1 mom found this helpful


answers from Eau Claire on


I might need a little more specifics as to the trouble you are have with these programs; but to avoid all the legal ends of it, you should be able to be considered her guardian. Typically within a school system, a signiture from the legal parent for you to be her guardian for school type decisions is quite easy.

Talk to the school administration and the natural mother. If nothing else, they can point you in the right direction to get an answer.

Good Luck

1 mom found this helpful


answers from Davenport on

The best thing to do is to talk to the worker in charge of her case. They can talk to the bio parent as needed to get permission to do what needs to be done, or can go to a judge to get the permission needed as the child is a ward of the state. If it involves something financial, you may want to offer to cover part or all of the cost as it may be this issue alone that is causing the bio parent to refuse. The school/work program should work with you, if they don't, perhaps asking the worker to talk with them may be the key. The school/work program should be aware of the laws and may simply want reassurance that the childs legal guardian (the state represented by the worker) is in agreement with you before proceeding with any changes.
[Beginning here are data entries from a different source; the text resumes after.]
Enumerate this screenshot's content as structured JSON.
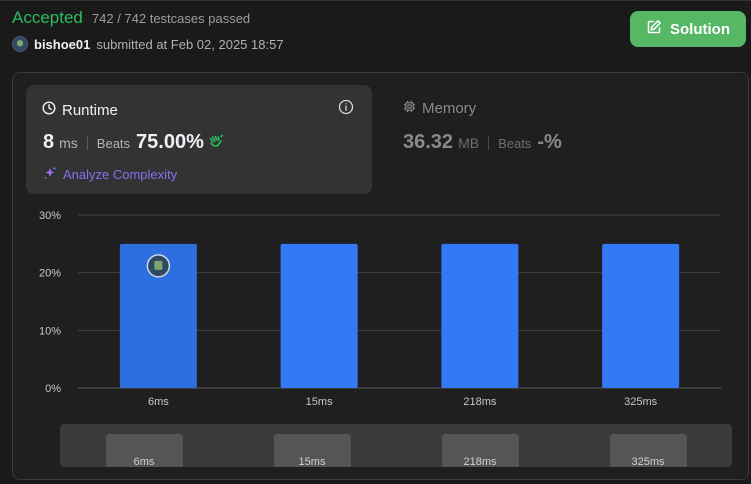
{
  "header": {
    "status": "Accepted",
    "testcases": "742 / 742 testcases passed",
    "username": "bishoe01",
    "submitted_meta": "submitted at Feb 02, 2025 18:57",
    "solution_label": "Solution"
  },
  "runtime": {
    "title": "Runtime",
    "value": "8",
    "unit": "ms",
    "beats_label": "Beats",
    "beats_value": "75.00%",
    "analyze_label": "Analyze Complexity"
  },
  "memory": {
    "title": "Memory",
    "value": "36.32",
    "unit": "MB",
    "beats_label": "Beats",
    "beats_value": "-%"
  },
  "colors": {
    "accepted": "#2cbb5d",
    "solution_button": "#56b764",
    "bar": "#3379f5",
    "bar_selected": "#2e6fe0",
    "analyze": "#8a6ff0"
  },
  "chart_data": {
    "type": "bar",
    "categories": [
      "6ms",
      "15ms",
      "218ms",
      "325ms"
    ],
    "values": [
      25,
      25,
      25,
      25
    ],
    "ylim": [
      0,
      30
    ],
    "yticks": [
      "0%",
      "10%",
      "20%",
      "30%"
    ],
    "yticks_values": [
      0,
      10,
      20,
      30
    ],
    "grid": true,
    "highlighted_category": "6ms"
  },
  "navigator": {
    "labels": [
      "6ms",
      "15ms",
      "218ms",
      "325ms"
    ]
  }
}
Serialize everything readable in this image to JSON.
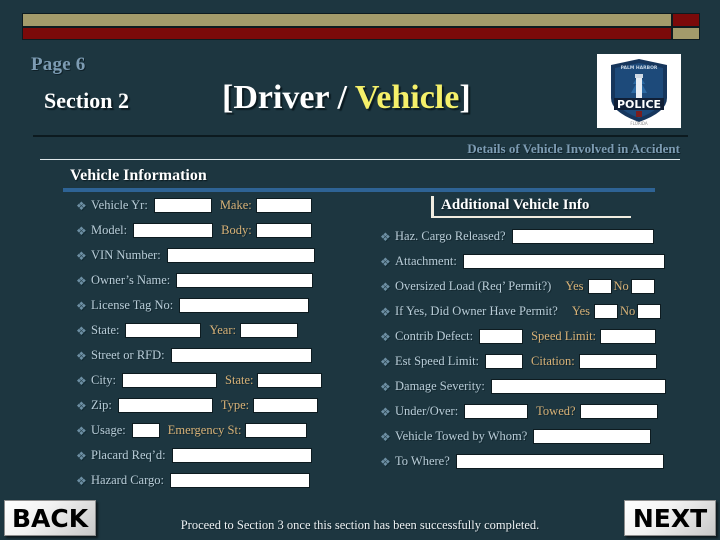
{
  "header": {
    "page_label": "Page 6",
    "section_label": "Section 2",
    "title_open": "[Driver / ",
    "title_highlight": "Vehicle",
    "title_close": "]",
    "subtitle": "Details of Vehicle Involved in Accident",
    "badge_name": "police-badge-logo",
    "badge_text_top": "PALM HARBOR",
    "badge_text_main": "POLICE"
  },
  "left_panel": {
    "heading": "Vehicle Information",
    "rows": [
      {
        "bullet": "❖",
        "label": "Vehicle Yr:",
        "field_w": 58,
        "label2": "Make:",
        "label2_gold": true,
        "field2_w": 56
      },
      {
        "bullet": "❖",
        "label": "Model:",
        "field_w": 80,
        "label2": "Body:",
        "label2_gold": true,
        "field2_w": 56
      },
      {
        "bullet": "❖",
        "label": "VIN Number:",
        "field_w": 148
      },
      {
        "bullet": "❖",
        "label": "Owner’s Name:",
        "field_w": 137
      },
      {
        "bullet": "❖",
        "label": "License Tag No:",
        "field_w": 130
      },
      {
        "bullet": "❖",
        "label": "State:",
        "field_w": 76,
        "label2": "Year:",
        "label2_gold": true,
        "field2_w": 58
      },
      {
        "bullet": "❖",
        "label": "Street or RFD:",
        "field_w": 141
      },
      {
        "bullet": "❖",
        "label": "City:",
        "field_w": 95,
        "label2": "State:",
        "label2_gold": true,
        "field2_w": 65
      },
      {
        "bullet": "❖",
        "label": "Zip:",
        "field_w": 95,
        "label2": "Type:",
        "label2_gold": true,
        "field2_w": 65
      },
      {
        "bullet": "❖",
        "label": "Usage:",
        "field_w": 28,
        "label2": "Emergency St:",
        "label2_gold": true,
        "field2_w": 62
      },
      {
        "bullet": "❖",
        "label": "Placard Req’d:",
        "field_w": 140
      },
      {
        "bullet": "❖",
        "label": "Hazard Cargo:",
        "field_w": 140
      }
    ]
  },
  "right_panel": {
    "heading": "Additional Vehicle Info",
    "rows": [
      {
        "bullet": "❖",
        "label": "Haz. Cargo Released?",
        "field_w": 142
      },
      {
        "bullet": "❖",
        "label": "Attachment:",
        "field_w": 202
      },
      {
        "bullet": "❖",
        "label": "Oversized Load (Req’ Permit?)",
        "label2": "Yes",
        "label2_gold": true,
        "field2_w": 24,
        "label3": "No",
        "label3_gold": true,
        "field3_w": 24
      },
      {
        "bullet": "❖",
        "label": "If Yes, Did Owner Have Permit?",
        "label2": "Yes",
        "label2_gold": true,
        "field2_w": 24,
        "label3": "No",
        "label3_gold": true,
        "field3_w": 24
      },
      {
        "bullet": "❖",
        "label": "Contrib Defect:",
        "field_w": 44,
        "label2": "Speed Limit:",
        "label2_gold": true,
        "field2_w": 56
      },
      {
        "bullet": "❖",
        "label": "Est Speed Limit:",
        "field_w": 38,
        "label2": "Citation:",
        "label2_gold": true,
        "field2_w": 78
      },
      {
        "bullet": "❖",
        "label": "Damage Severity:",
        "field_w": 175
      },
      {
        "bullet": "❖",
        "label": "Under/Over:",
        "field_w": 64,
        "label2": "Towed?",
        "label2_gold": true,
        "field2_w": 78
      },
      {
        "bullet": "❖",
        "label": "Vehicle Towed by Whom?",
        "field_w": 118
      },
      {
        "bullet": "❖",
        "label": "To Where?",
        "field_w": 208
      }
    ]
  },
  "footer": {
    "note": "Proceed to Section 3 once this section has been successfully completed.",
    "back_label": "BACK",
    "next_label": "NEXT"
  },
  "colors": {
    "background": "#1d3640",
    "banner_tan": "#a39b6b",
    "banner_red": "#7b0a0a",
    "accent_blue_bar": "#2e6395",
    "label_blue": "#b9cdd8",
    "label_gold": "#d8b277",
    "title_highlight": "#f5f06a"
  }
}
Unless the bio parent has their rights terminated, it is doubtful that you will be able to get POA for anything beyond the medical.

1 mom found this helpful


answers from Milwaukee on

I used to work in the foster care system. Although it is pretty common to be allowed to make medical decisions if they have such special needs and the parents are far away, unfortunately it's pretty tough to get a judge to give you guardianship over everyday decisions. Usually if they do, it is only temporary and for 60 days and for a specific purpose. Talk to your social worker and see if they can advocate for you--this would be the best route to convince the judge. Also, talk to her attorney (I'm assuming guardian ad litem?) as they can be wonderful advocates as well.

Good luck and thank you for what you are doing. It's tough to find families to care for these children appropriately and lovingly--especially those with such high needs. God bless you!

1 mom found this helpful


answers from Eau Claire on

I currently work in the children's system and I would agree with Lindsay B. Talk to your social worker or the GAL or you could talk to your own attorney. If it is in the child's best interest to have you make those decisions then perphaps the mother's rights should be terminated and you should adopt. In my opinion, and I don't know much in this case, but if the parent is that far away, someone should be the guardian to make decisions for that child. Good luck and thank you for your love and dedication.

1 mom found this helpful


answers from Minneapolis on

First, thank you for being a foster mom. Without people like you children would be literally lost.
Second, how did you obtain the medical POA? Can you take that route? via the attorney or county?
Not great advice but I just think it's cool you're doing what you're doing. We need more good people!
Good Luck!



answers from Minneapolis on

I have foster kids and make all the decisions for them. I don't understand why you can't make decisions about her school/work program? What is it that you are trying to change? Our boys' parents didn't have any authority to make decisions for them, that was up to the county. The only things I would think you'd need permission for is maybe things like taking her out of school or something like that.
Have you asked social services for permission to do what you are wanting to do and they said no?
Good luck,
Mom to 4 and soon one more through another adoption. A 7 year old sweetheart with Angelman Syndrome - just like my 4 year old.



answers from Des Moines on

You can have the same attorney who did your POA do a academic release and have the bio mother sign it....it should state that the school should talk to you about any school related matters and vice versa. As long as they have the waiver notarized it should be fine. If you ask your attorney he/she would probably be able to have something for you fairly quickly.

For Updates and Special Promotions
Follow Us

Related Questions

Related Searches